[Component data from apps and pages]
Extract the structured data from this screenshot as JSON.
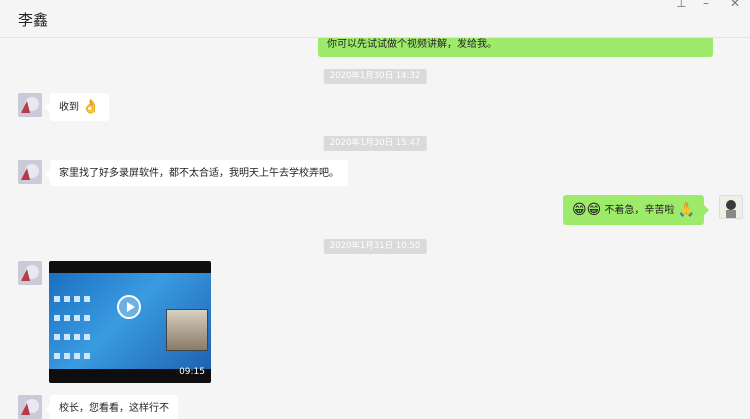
{
  "window": {
    "title": "李鑫",
    "pin_glyph": "⊥",
    "minimize_glyph": "–",
    "close_glyph": "✕"
  },
  "messages": {
    "m1": {
      "text": "你可以先试试做个视频讲解，发给我。"
    },
    "t1": "2020年1月30日 14:32",
    "m2": {
      "text": "收到",
      "emoji": "👌"
    },
    "t2": "2020年1月30日 15:47",
    "m3": {
      "text": "家里找了好多录屏软件，都不太合适，我明天上午去学校弄吧。"
    },
    "m4": {
      "emoji": "😁😁",
      "text": "不着急，辛苦啦",
      "emoji2": "🙏"
    },
    "t3": "2020年1月31日 10:50",
    "m5": {
      "duration": "09:15"
    },
    "m6": {
      "text": "校长，您看看，这样行不"
    }
  },
  "colors": {
    "self_bubble": "#9eea6a",
    "other_bubble": "#ffffff",
    "background": "#f5f5f5"
  }
}
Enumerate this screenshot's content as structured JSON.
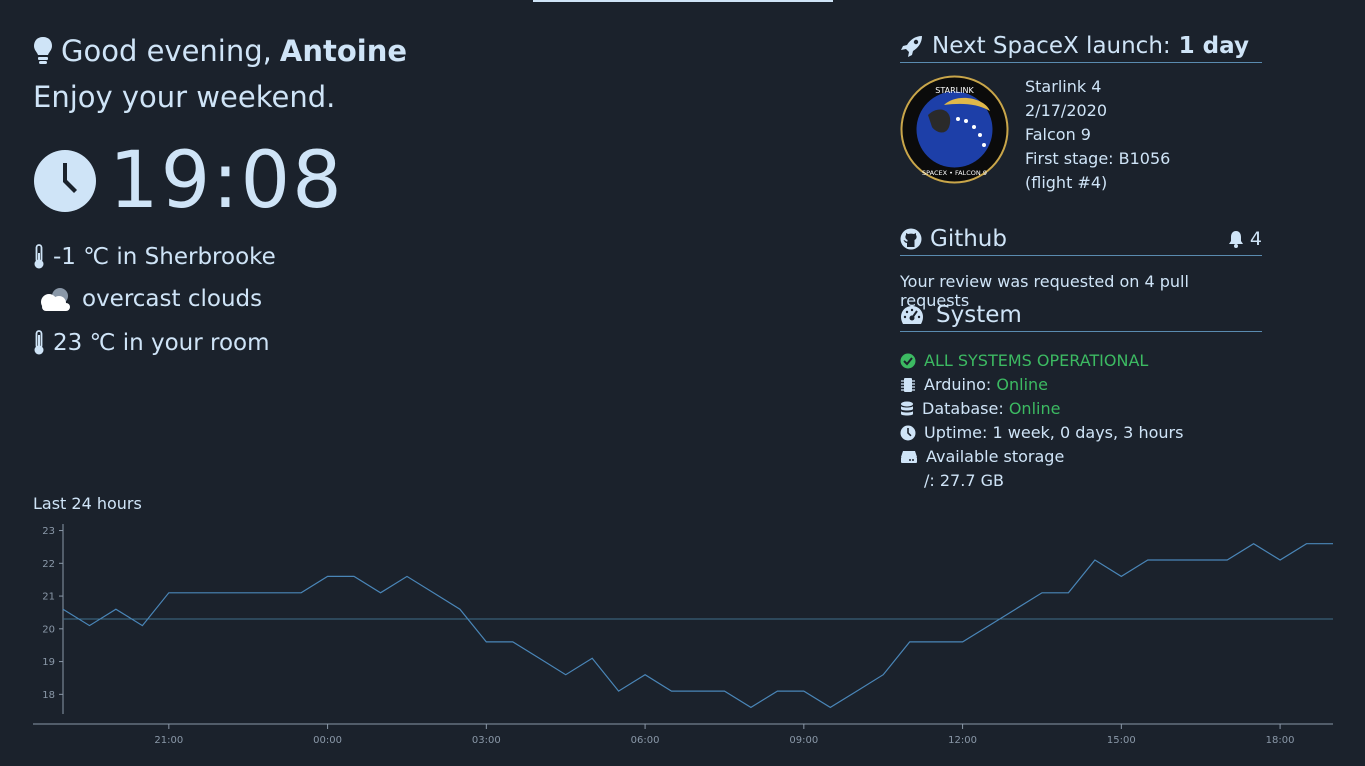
{
  "greeting": {
    "prefix": "Good evening,",
    "name": "Antoine",
    "subtitle": "Enjoy your weekend."
  },
  "clock": {
    "time": "19:08"
  },
  "weather": {
    "outdoor": "-1 ℃ in Sherbrooke",
    "condition": "overcast clouds",
    "indoor": "23 ℃ in your room"
  },
  "spacex": {
    "title_prefix": "Next SpaceX launch:",
    "title_value": "1 day",
    "patch_top": "STARLINK",
    "patch_bottom": "SPACEX • FALCON 9",
    "mission": "Starlink 4",
    "date": "2/17/2020",
    "rocket": "Falcon 9",
    "first_stage": "First stage: B1056",
    "flight": "(flight #4)"
  },
  "github": {
    "title": "Github",
    "notifications": "4",
    "message": "Your review was requested on 4 pull requests"
  },
  "system": {
    "title": "System",
    "status": "ALL SYSTEMS OPERATIONAL",
    "arduino_label": "Arduino:",
    "arduino_value": "Online",
    "database_label": "Database:",
    "database_value": "Online",
    "uptime": "Uptime: 1 week, 0 days, 3 hours",
    "storage_label": "Available storage",
    "storage_value": "/: 27.7 GB"
  },
  "colors": {
    "background": "#1b222c",
    "text": "#cfe4f7",
    "ok": "#3cba62",
    "line": "#5a8bb0"
  },
  "chart_data": {
    "type": "line",
    "title": "Last 24 hours",
    "x": [
      "19:00",
      "19:30",
      "20:00",
      "20:30",
      "21:00",
      "21:30",
      "22:00",
      "22:30",
      "23:00",
      "23:30",
      "00:00",
      "00:30",
      "01:00",
      "01:30",
      "02:00",
      "02:30",
      "03:00",
      "03:30",
      "04:00",
      "04:30",
      "05:00",
      "05:30",
      "06:00",
      "06:30",
      "07:00",
      "07:30",
      "08:00",
      "08:30",
      "09:00",
      "09:30",
      "10:00",
      "10:30",
      "11:00",
      "11:30",
      "12:00",
      "12:30",
      "13:00",
      "13:30",
      "14:00",
      "14:30",
      "15:00",
      "15:30",
      "16:00",
      "16:30",
      "17:00",
      "17:30",
      "18:00",
      "18:30",
      "19:00"
    ],
    "values": [
      20.6,
      20.1,
      20.6,
      20.1,
      21.1,
      21.1,
      21.1,
      21.1,
      21.1,
      21.1,
      21.6,
      21.6,
      21.1,
      21.6,
      21.1,
      20.6,
      19.6,
      19.6,
      19.1,
      18.6,
      19.1,
      18.1,
      18.6,
      18.1,
      18.1,
      18.1,
      17.6,
      18.1,
      18.1,
      17.6,
      18.1,
      18.6,
      19.6,
      19.6,
      19.6,
      20.1,
      20.6,
      21.1,
      21.1,
      22.1,
      21.6,
      22.1,
      22.1,
      22.1,
      22.1,
      22.6,
      22.1,
      22.6,
      22.6
    ],
    "reference_line": 20.3,
    "y_ticks": [
      18,
      19,
      20,
      21,
      22,
      23
    ],
    "x_ticks": [
      "21:00",
      "00:00",
      "03:00",
      "06:00",
      "09:00",
      "12:00",
      "15:00",
      "18:00"
    ],
    "ylim": [
      17.4,
      23.2
    ]
  }
}
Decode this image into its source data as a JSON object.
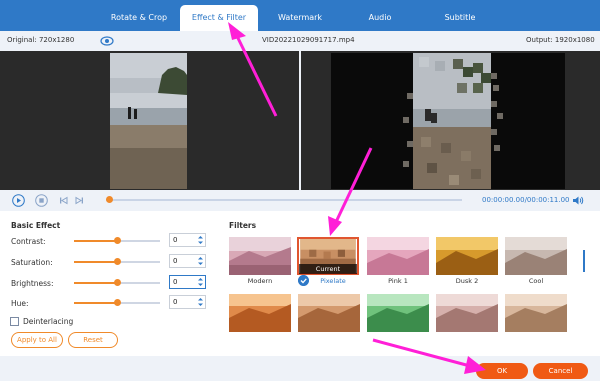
{
  "tabs": [
    {
      "label": "Rotate & Crop",
      "active": false
    },
    {
      "label": "Effect & Filter",
      "active": true
    },
    {
      "label": "Watermark",
      "active": false
    },
    {
      "label": "Audio",
      "active": false
    },
    {
      "label": "Subtitle",
      "active": false
    }
  ],
  "info": {
    "original": "Original: 720x1280",
    "filename": "VID20221029091717.mp4",
    "output": "Output: 1920x1080"
  },
  "playback": {
    "time": "00:00:00.00/00:00:11.00",
    "progress": 0
  },
  "basic_effect": {
    "title": "Basic Effect",
    "rows": [
      {
        "label": "Contrast:",
        "value": "0",
        "level": 0.5
      },
      {
        "label": "Saturation:",
        "value": "0",
        "level": 0.5
      },
      {
        "label": "Brightness:",
        "value": "0",
        "level": 0.5
      },
      {
        "label": "Hue:",
        "value": "0",
        "level": 0.5
      }
    ],
    "deinterlacing": {
      "label": "Deinterlacing",
      "checked": false
    },
    "apply_all": "Apply to All",
    "reset": "Reset"
  },
  "filters": {
    "title": "Filters",
    "current_tag": "Current",
    "row1": [
      {
        "name": "Modern",
        "selected": false
      },
      {
        "name": "Pixelate",
        "selected": true
      },
      {
        "name": "Pink 1",
        "selected": false
      },
      {
        "name": "Dusk 2",
        "selected": false
      },
      {
        "name": "Cool",
        "selected": false
      }
    ]
  },
  "footer": {
    "ok": "OK",
    "cancel": "Cancel"
  },
  "colors": {
    "brand_blue": "#2f79c7",
    "accent_orange": "#f08a2a",
    "ok_orange": "#f05a14",
    "annotation_magenta": "#ff00ff"
  },
  "icons": [
    "eye-icon",
    "play-icon",
    "stop-icon",
    "previous-frame-icon",
    "next-frame-icon",
    "volume-icon",
    "checkmark-icon"
  ]
}
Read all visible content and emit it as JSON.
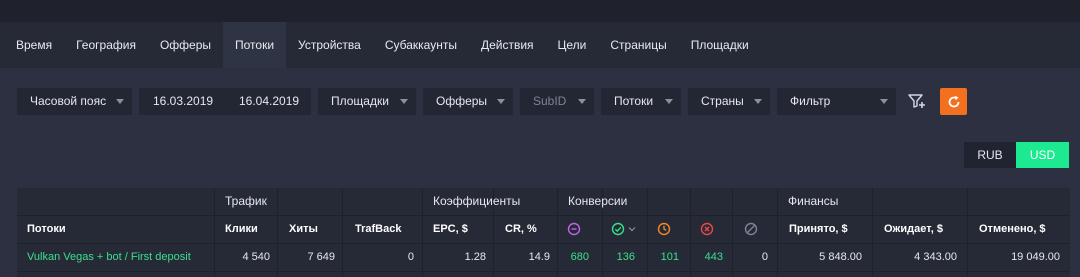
{
  "tabs": [
    "Время",
    "География",
    "Офферы",
    "Потоки",
    "Устройства",
    "Субаккаунты",
    "Действия",
    "Цели",
    "Страницы",
    "Площадки"
  ],
  "active_tab": "Потоки",
  "filters": {
    "timezone": "Часовой пояс",
    "date_from": "16.03.2019",
    "date_to": "16.04.2019",
    "sites": "Площадки",
    "offers": "Офферы",
    "subid": "SubID",
    "streams": "Потоки",
    "countries": "Страны",
    "filter": "Фильтр"
  },
  "currency": {
    "rub": "RUB",
    "usd": "USD",
    "selected": "USD"
  },
  "table": {
    "groups": {
      "traffic": "Трафик",
      "coefficients": "Коэффициенты",
      "conversions": "Конверсии",
      "finances": "Финансы"
    },
    "headers": {
      "stream": "Потоки",
      "clicks": "Клики",
      "hits": "Хиты",
      "trafback": "TrafBack",
      "epc": "EPC, $",
      "cr": "CR, %",
      "accepted": "Принято, $",
      "pending": "Ожидает, $",
      "rejected": "Отменено, $"
    },
    "conversion_icons": [
      "pending-circle-icon",
      "approved-check-icon",
      "hold-clock-icon",
      "rejected-x-icon",
      "trash-slash-icon"
    ],
    "colors": {
      "purple": "#c065e8",
      "green": "#39e08a",
      "orange": "#f0872b",
      "red": "#e84a4a",
      "gray": "#7e8496"
    },
    "row": {
      "stream": "Vulkan Vegas + bot / First deposit",
      "clicks": "4 540",
      "hits": "7 649",
      "trafback": "0",
      "epc": "1.28",
      "cr": "14.9",
      "conv_pending": "680",
      "conv_approved": "136",
      "conv_hold": "101",
      "conv_rejected": "443",
      "conv_trash": "0",
      "accepted": "5 848.00",
      "pending": "4 343.00",
      "rejected": "19 049.00"
    }
  }
}
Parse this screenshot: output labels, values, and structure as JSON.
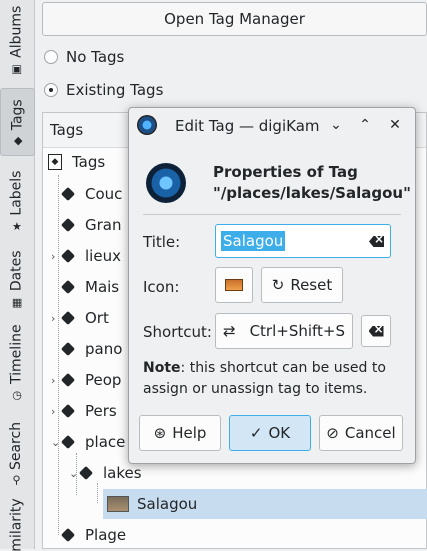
{
  "sidebar_tabs": [
    {
      "label": "Albums",
      "icon": "album-icon"
    },
    {
      "label": "Tags",
      "icon": "tag-icon",
      "active": true
    },
    {
      "label": "Labels",
      "icon": "star-icon"
    },
    {
      "label": "Dates",
      "icon": "calendar-icon"
    },
    {
      "label": "Timeline",
      "icon": "timeline-icon"
    },
    {
      "label": "Search",
      "icon": "search-icon"
    },
    {
      "label": "milarity",
      "icon": ""
    }
  ],
  "panel": {
    "open_tag_manager": "Open Tag Manager",
    "radio_no_tags": "No Tags",
    "radio_existing_tags": "Existing Tags",
    "tree_header": "Tags",
    "tree_items": [
      {
        "label": "Tags",
        "level": 0
      },
      {
        "label": "Couc",
        "level": 1
      },
      {
        "label": "Gran",
        "level": 1
      },
      {
        "label": "lieux",
        "level": 1,
        "expandable": true
      },
      {
        "label": "Mais",
        "level": 1
      },
      {
        "label": "Ort",
        "level": 1,
        "expandable": true
      },
      {
        "label": "pano",
        "level": 1
      },
      {
        "label": "Peop",
        "level": 1,
        "expandable": true
      },
      {
        "label": "Pers",
        "level": 1,
        "expandable": true
      },
      {
        "label": "place",
        "level": 1,
        "expanded": true
      },
      {
        "label": "lakes",
        "level": 2,
        "expanded": true
      },
      {
        "label": "Salagou",
        "level": 3,
        "selected": true
      },
      {
        "label": "Plage",
        "level": 1
      }
    ]
  },
  "dialog": {
    "title": "Edit Tag — digiKam",
    "heading_line1": "Properties of Tag",
    "heading_line2": "\"/places/lakes/Salagou\"",
    "title_label": "Title:",
    "title_value": "Salagou",
    "icon_label": "Icon:",
    "reset_label": "Reset",
    "shortcut_label": "Shortcut:",
    "shortcut_value": "Ctrl+Shift+S",
    "note_bold": "Note",
    "note_rest": ": this shortcut can be used to assign or unassign tag to items.",
    "help_label": "Help",
    "ok_label": "OK",
    "cancel_label": "Cancel"
  },
  "colors": {
    "accent": "#3daee9",
    "selection": "#c8dcef"
  }
}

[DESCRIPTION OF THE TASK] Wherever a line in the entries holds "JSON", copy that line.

[YOUR SOLUTION]
Extract the structured data from this screenshot as JSON.
Enumerate this screenshot's content as structured JSON.
Decode this image into its source data as a JSON object.
Read all visible content and emit it as JSON.
Parse this screenshot: output labels, values, and structure as JSON.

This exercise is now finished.